Find the lines below that contain the string "analytics". Copy each one.

START DATA TO PROCESS

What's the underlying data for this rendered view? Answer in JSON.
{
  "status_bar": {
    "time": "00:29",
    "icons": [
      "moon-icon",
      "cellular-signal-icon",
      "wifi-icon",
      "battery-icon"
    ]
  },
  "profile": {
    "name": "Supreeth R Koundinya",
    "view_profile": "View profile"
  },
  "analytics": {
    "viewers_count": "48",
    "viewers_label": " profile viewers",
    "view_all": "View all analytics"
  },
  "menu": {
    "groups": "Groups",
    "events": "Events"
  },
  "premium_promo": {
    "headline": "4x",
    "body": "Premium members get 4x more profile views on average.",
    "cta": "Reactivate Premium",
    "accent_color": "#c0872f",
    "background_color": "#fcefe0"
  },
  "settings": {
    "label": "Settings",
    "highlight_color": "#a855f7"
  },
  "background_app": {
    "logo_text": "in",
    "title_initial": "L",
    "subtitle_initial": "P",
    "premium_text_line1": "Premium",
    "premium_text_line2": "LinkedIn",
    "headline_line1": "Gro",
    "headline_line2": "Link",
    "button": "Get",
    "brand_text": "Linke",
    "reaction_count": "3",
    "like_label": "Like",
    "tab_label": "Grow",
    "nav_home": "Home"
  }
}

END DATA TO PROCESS

SOLVED EXERCISE:
  "analytics": {
    "view_all": "View all analytics"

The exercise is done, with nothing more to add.